* _WHAT YOU SHOULD DO_:
Gather all lines with "this" from the records.
──────── DATA EXCERPTS
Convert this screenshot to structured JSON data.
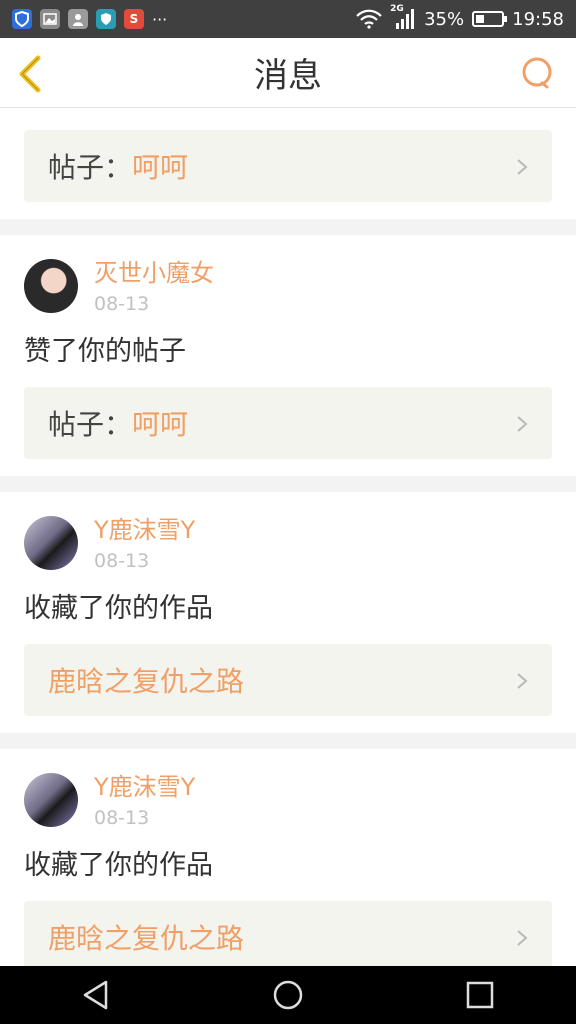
{
  "status_bar": {
    "icons": [
      "shield-icon",
      "image-icon",
      "contact-icon",
      "security-icon",
      "app-s-icon"
    ],
    "more": "···",
    "network": "2G",
    "battery": "35%",
    "battery_level": 0.35,
    "time": "19:58"
  },
  "header": {
    "title": "消息"
  },
  "partial_card": {
    "ref_prefix": "帖子：",
    "ref_value": "呵呵"
  },
  "notifications": [
    {
      "user": "灭世小魔女",
      "date": "08-13",
      "action": "赞了你的帖子",
      "ref_prefix": "帖子：",
      "ref_value": "呵呵"
    },
    {
      "user": "Y鹿沫雪Y",
      "date": "08-13",
      "action": "收藏了你的作品",
      "ref_prefix": "",
      "ref_value": "鹿晗之复仇之路"
    },
    {
      "user": "Y鹿沫雪Y",
      "date": "08-13",
      "action": "收藏了你的作品",
      "ref_prefix": "",
      "ref_value": "鹿晗之复仇之路"
    }
  ],
  "colors": {
    "accent": "#f0a067",
    "back": "#f0c020"
  }
}
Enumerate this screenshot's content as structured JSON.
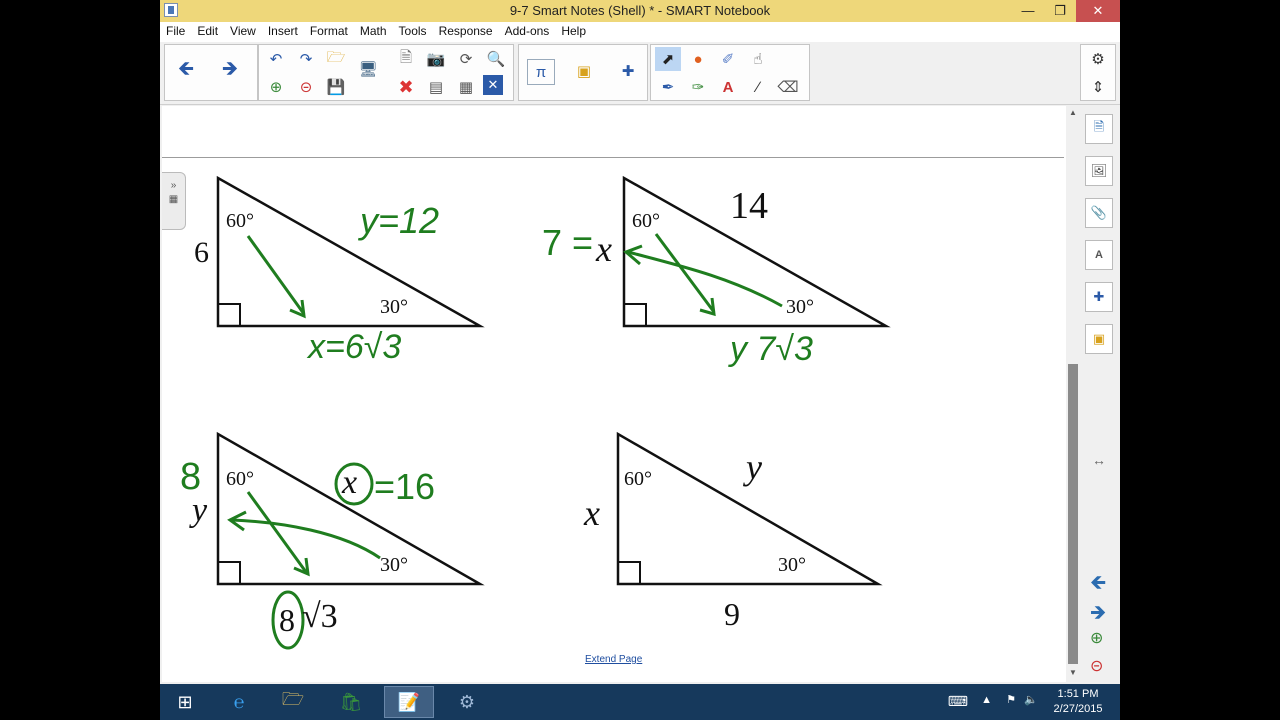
{
  "window": {
    "title": "9-7 Smart Notes (Shell) * - SMART Notebook"
  },
  "menu": [
    "File",
    "Edit",
    "View",
    "Insert",
    "Format",
    "Math",
    "Tools",
    "Response",
    "Add-ons",
    "Help"
  ],
  "page": {
    "extend_link": "Extend Page"
  },
  "problems": [
    {
      "left_side": "6",
      "angle_top": "60°",
      "angle_bottom": "30°",
      "hyp_answer": "y=12",
      "base_answer": "x=6√3"
    },
    {
      "top_label": "14",
      "angle_top": "60°",
      "angle_bottom": "30°",
      "left_answer": "7 = ",
      "left_var": "x",
      "base_answer": "y 7√3"
    },
    {
      "left_answer": "8",
      "left_var": "y",
      "angle_top": "60°",
      "angle_bottom": "30°",
      "hyp_var": "x",
      "hyp_answer": "=16",
      "base_circled": "8",
      "base_radical": "√3"
    },
    {
      "left_var": "x",
      "hyp_var": "y",
      "angle_top": "60°",
      "angle_bottom": "30°",
      "base": "9"
    }
  ],
  "taskbar": {
    "time": "1:51 PM",
    "date": "2/27/2015"
  },
  "colors": {
    "title_bar": "#eed77a",
    "ink": "#1f7d1f",
    "taskbar": "#16395c"
  }
}
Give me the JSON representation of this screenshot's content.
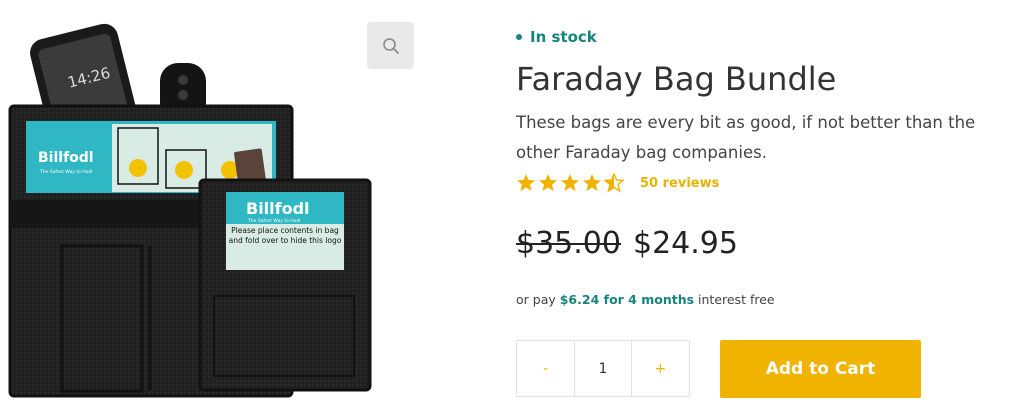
{
  "gallery": {
    "big_logo_text": "Billfodl",
    "big_logo_tagline": "The Safest Way to Hodl",
    "small_logo_text": "Billfodl",
    "small_logo_tagline": "The Safest Way to Hodl",
    "instructions": "Please place contents in bag and fold over to hide this logo",
    "phone_time": "14:26",
    "zoom_icon": "search-icon"
  },
  "product": {
    "stock_status": "In stock",
    "title": "Faraday Bag Bundle",
    "description": "These bags are every bit as good, if not better than the other Faraday bag companies.",
    "rating": 4.5,
    "reviews_label": "50 reviews",
    "old_price": "$35.00",
    "price": "$24.95",
    "installment": {
      "prefix": "or pay ",
      "amount_terms": "$6.24 for 4 months",
      "suffix": " interest free"
    }
  },
  "cart": {
    "minus_label": "-",
    "quantity": "1",
    "plus_label": "+",
    "add_label": "Add to Cart"
  },
  "colors": {
    "accent_teal": "#17847d",
    "accent_gold": "#f0b400",
    "bag_black": "#1c1c1c",
    "label_cyan": "#2fb8c3"
  }
}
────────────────
* _WRITTEN RESPONSE_:
Convert this screenshot to structured JSON data.
Enumerate this screenshot's content as structured JSON.
Give me the JSON representation of this screenshot's content.
    "instructions": "Please place contents in bag and fold over to hide this logo",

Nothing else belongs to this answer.